This award winning (American Association for State and Local History, Award of Merit 2007) field trip program for grades 1-8 is aligned with the Oregon Department of Education Social Science content standards. It is an illuminating series of four distinct, age-appropriate curricula that engages thousands of students annually. Students are led by costumed educators through this hands-on, interactive, interdisciplinary program where they explore Champoeg’s multicultural history, government, and archaeological research on the site. Students are divided into three groups of approximately 25-30 students (by classroom) and rotate between three stations; the exhibit area, the auditorium and the historic 1862 barn. Small groups (one class; between 20 – 30 students), are combined with larger groups (2 classes of 50-60 students) to make three groups. For groups that exceed 90 students please contact us for feasibility and alternatives. Teachers receive pre- and post-visit learning units. Programs are 2.5 hours in length, except the Grade 5/6 program, Promise of Change, which is 3 hours.
Champoeg Promise also offers the grade 5/6 Archeology and grade 7/8 Government "suitcase" programs to enable students to experience the program who can't come out to Champoeg Heritage Area. These programs cost $75 per class period, with a two class minimum, plus travel expenses. Please call Kim Martin at 503-678-1649 for more information and to reserve a date to have us come to you!
Many schools like to picnic in the park on the same day they attend the Promise program. There are covered picnic areas in the park that can be reserved in advance. Call (800) 452-5687, to reserve a covered picnic area. Otherwise, picnic areas are first come, first served.
Homeschool Group information:
Promise Program Cost:
What was it like to live in mid-19th-century Champoeg? Your students will meet “Lottie” who shares the story of her family’s journey on the Oregon Trail. They will explore the tools, clothing and foods of Oregon settlers, perform typical chores and learn the important role that children served in a pioneer family.
At least three distinct cultures met on the prairie that is Champoeg. Your students will meet “Felicite,” a Metis woman of French and Native American descent. Through the eyes of a Cultural Anthropologist they’ll learn about what makes a culture of a people unique, explore and compare the cultures of Kalapuya Indians, French-Canadian fur trappers and American settlers. They’ll learn why wheat was an important early crop in the Pacific Northwest and take turns grinding wheat into flour in our authentic 1862 threshing barn. They will also examine what culture means to their own lives, and examine the differences between children's culture in 19th Century and today.
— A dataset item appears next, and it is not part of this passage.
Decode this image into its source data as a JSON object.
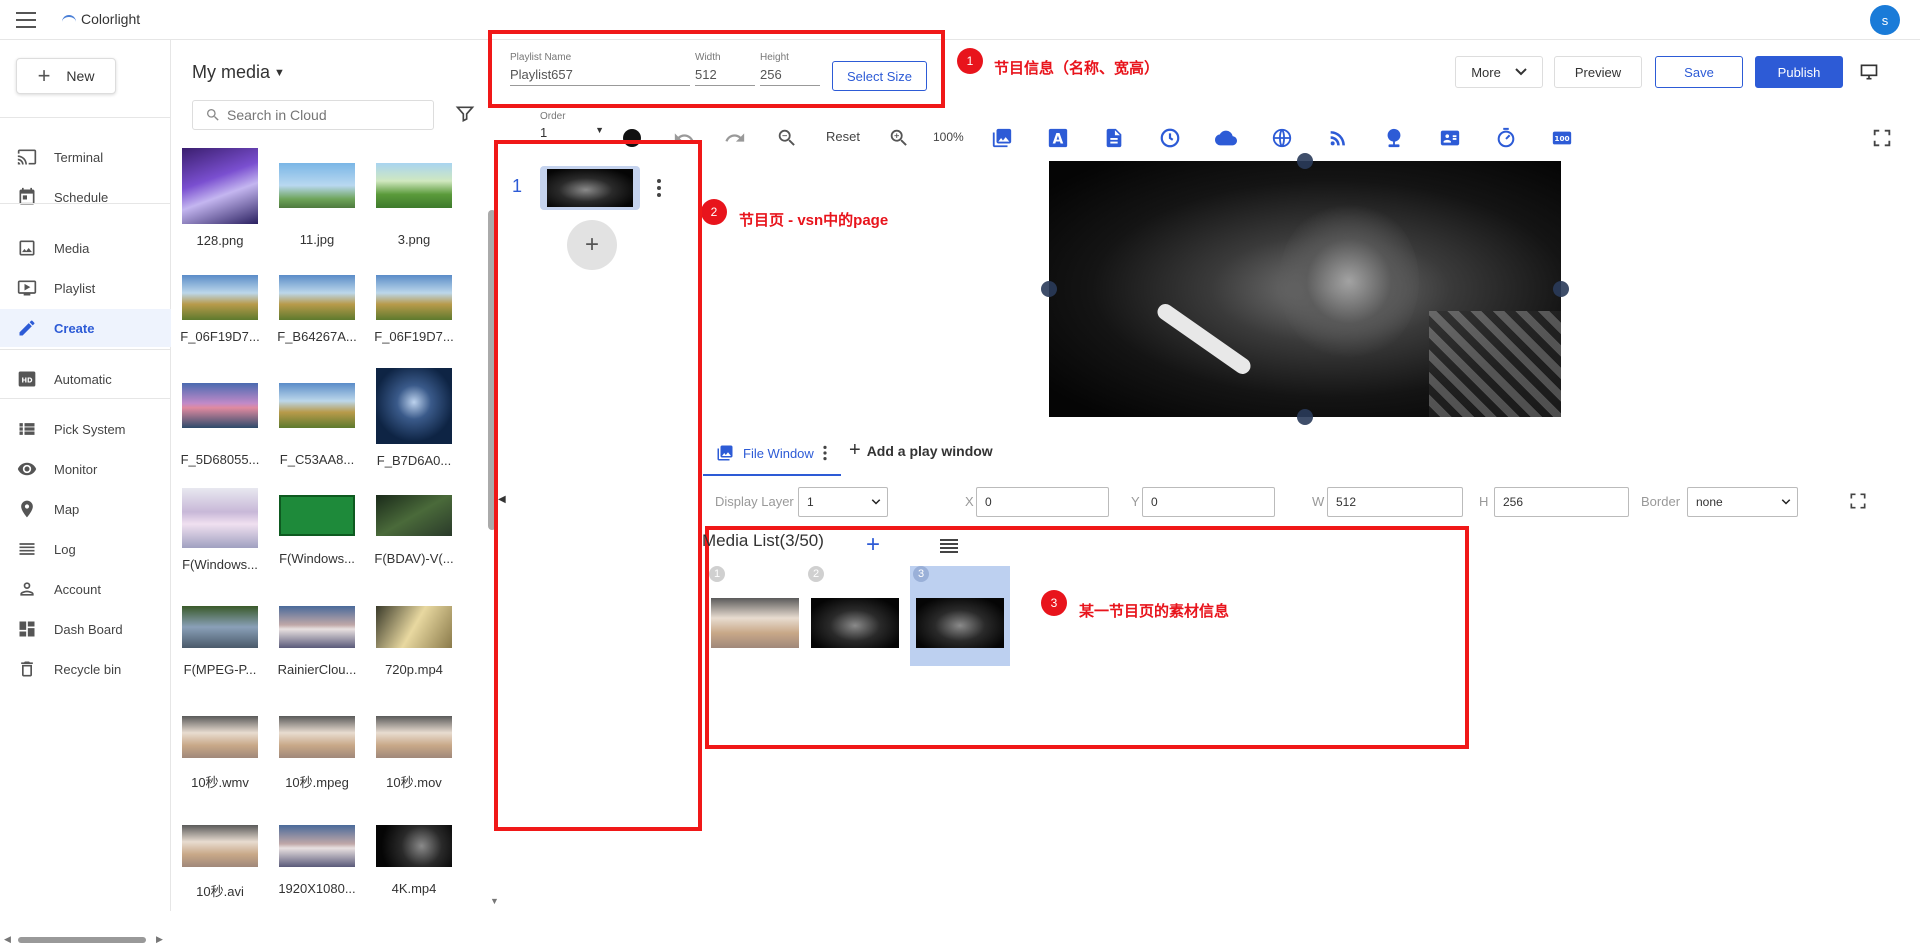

What happened to the town of Champoeg? Your students will meet and interview “Mary,” who will share her first person experience as an 8-year-old survivor of the 1861 flood when the town of Champoeg was erased from the landscape. They’ll learn the difference between primary and secondary sources of information, about archaeology, 19th century architecture and oral history as a means of 21st-century detective work that uncovers facts about historical events.
The 1843 vote at Champoeg created the first form of U.S. government in the Pacific Northwest and set the stage for our lives in Oregon today. Your students will learn more about this historic event by dividing into special interest groups that represent people living in Oregon at the time. They’ll study the political landscape, role play, write speeches and vote. They’ll also examine a current regional issue and learn how to come to a consensus as a member of a committee. They’ll meet “Felicite,” a Metis woman of French and Native American descent, who will help the students explore life of a 19th-century teenager, and their community. Felicite also will lead them in a corn shelling bee and barn dance.